Wonderful Tennessee, Touchstone Theatre.
Like his Irish literary fore-father Sean O’Casey, Brian Friel heightens ordinary speech into poetry; his dialogue dances from the characters’ mouths. In Wonderful Tennessee, his wrongly dismissed play of 1993, Friel captures the lyrical, mystical qualities of the Irish voice and breaks new ground on the culture’s contradictions: its pagan and Christian traditions, rationality and emotion, myth and history, ritual and individual choice.
Three middle-aged couples about to visit an uninhabited island find different meanings in their pilgrimage: for some it’s a chance to reconnect to childhood memories, for others a way to escape the misery of domestic life, and for those facing illness a magical journey that might restore them to health.
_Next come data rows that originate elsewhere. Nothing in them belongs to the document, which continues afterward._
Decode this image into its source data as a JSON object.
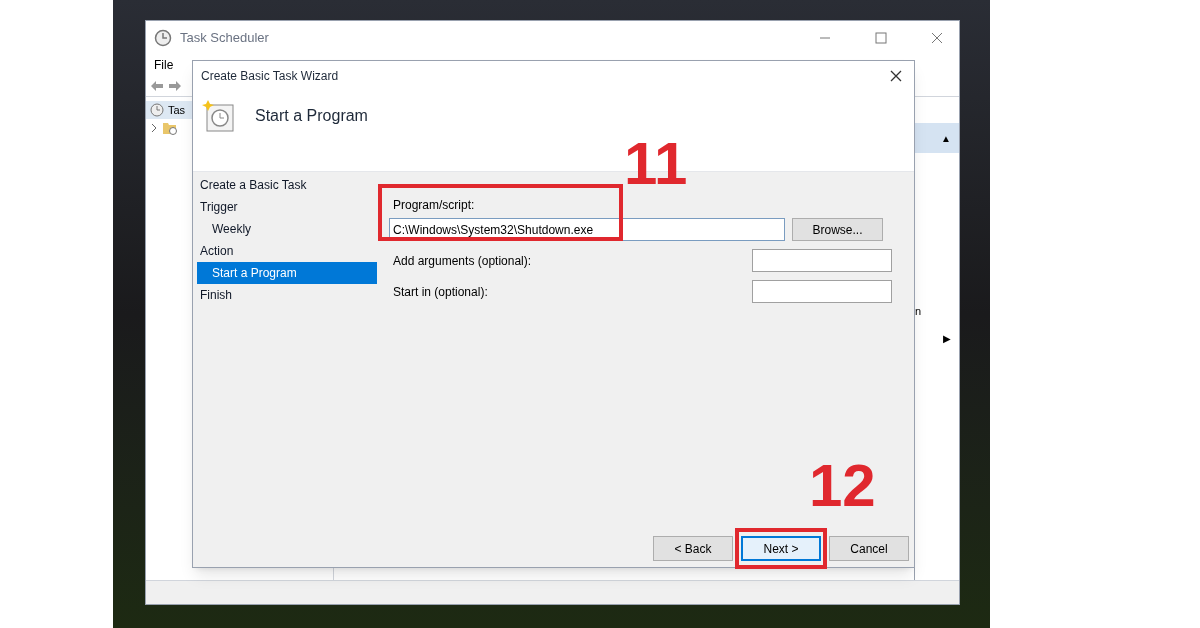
{
  "task_scheduler": {
    "title": "Task Scheduler",
    "menu": [
      "File"
    ],
    "tree": [
      {
        "label": "Tas"
      }
    ],
    "right_pane": {
      "header_arrow": "▲",
      "fragment": "n",
      "item_arrow": "▶"
    }
  },
  "wizard": {
    "title": "Create Basic Task Wizard",
    "heading": "Start a Program",
    "steps": [
      {
        "label": "Create a Basic Task",
        "selected": false
      },
      {
        "label": "Trigger",
        "selected": false,
        "children": [
          {
            "label": "Weekly",
            "selected": false
          }
        ]
      },
      {
        "label": "Action",
        "selected": false,
        "children": [
          {
            "label": "Start a Program",
            "selected": true
          }
        ]
      },
      {
        "label": "Finish",
        "selected": false
      }
    ],
    "program_annotation": "11",
    "program_label": "Program/script:",
    "program_value": "C:\\Windows\\System32\\Shutdown.exe",
    "browse": "Browse...",
    "fields": [
      {
        "label": "Add arguments (optional):"
      },
      {
        "label": "Start in (optional):"
      }
    ],
    "buttons": [
      {
        "label": "< Back",
        "default": false
      },
      {
        "label": "Next >",
        "default": true,
        "annotation": "12"
      },
      {
        "label": "Cancel",
        "default": false
      }
    ]
  }
}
Passing the night on a pier awaiting the ferry, these archetypal characters pursue Friel’s central, compelling question: how do we get to a place that seems beyond our reach, and what’s there that we so desperately desire?
Beautifully directed by J.R. Sullivan, this production sustains the tension between the characters’ displays of happiness (they enter singing as many “happy” songs as they can remember) and inner longings. Sullivan’s fluid staging gives us the chance to see through each character’s eyes, and he brings out the flesh-and-blood traits in Friel’s creations: a less competent director might have reduced the archetypes to stereotypes. The characters’ storytelling emphasizes the necessity of communal, tribal sharing of pain. Berna, the most blatantly disturbed, lets us into her irrational world through her passionate tale of a flying house. And embittered, intellectual Frank describes a dolphin he saw dancing on the water, its maniacal movement too human, too driven. The audience witnesses a similar ritual: a performance driven by irony, beauty, and pain.